Task data =
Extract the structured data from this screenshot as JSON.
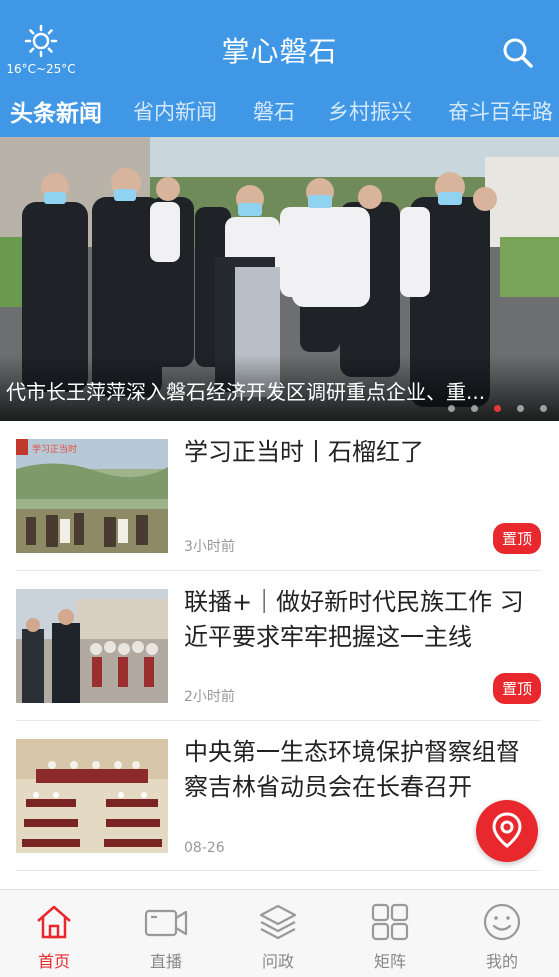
{
  "header": {
    "weather": "16°C~25°C",
    "title": "掌心磐石"
  },
  "tabs": [
    {
      "label": "头条新闻",
      "active": true
    },
    {
      "label": "省内新闻",
      "active": false
    },
    {
      "label": "磐石",
      "active": false
    },
    {
      "label": "乡村振兴",
      "active": false
    },
    {
      "label": "奋斗百年路",
      "active": false
    }
  ],
  "banner": {
    "caption": "代市长王萍萍深入磐石经济开发区调研重点企业、重...",
    "slide_count": 5,
    "active_slide": 3
  },
  "news": [
    {
      "title": "学习正当时丨石榴红了",
      "time": "3小时前",
      "badge": "置顶",
      "thumb_text": "学习正当时"
    },
    {
      "title": "联播+｜做好新时代民族工作 习近平要求牢牢把握这一主线",
      "time": "2小时前",
      "badge": "置顶"
    },
    {
      "title": "中央第一生态环境保护督察组督察吉林省动员会在长春召开",
      "time": "08-26"
    }
  ],
  "bottom_nav": [
    {
      "label": "首页",
      "icon": "home-icon",
      "active": true
    },
    {
      "label": "直播",
      "icon": "video-camera-icon",
      "active": false
    },
    {
      "label": "问政",
      "icon": "layers-icon",
      "active": false
    },
    {
      "label": "矩阵",
      "icon": "grid-icon",
      "active": false
    },
    {
      "label": "我的",
      "icon": "smiley-icon",
      "active": false
    }
  ],
  "colors": {
    "primary": "#3f97e6",
    "accent": "#e8282d"
  }
}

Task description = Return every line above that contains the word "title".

Solution to the exercise =
    "title": "掌心磐石"
      "title": "学习正当时丨石榴红了",
      "title": "联播+｜做好新时代民族工作 习近平要求牢牢把握这一主线",
      "title": "中央第一生态环境保护督察组督察吉林省动员会在长春召开",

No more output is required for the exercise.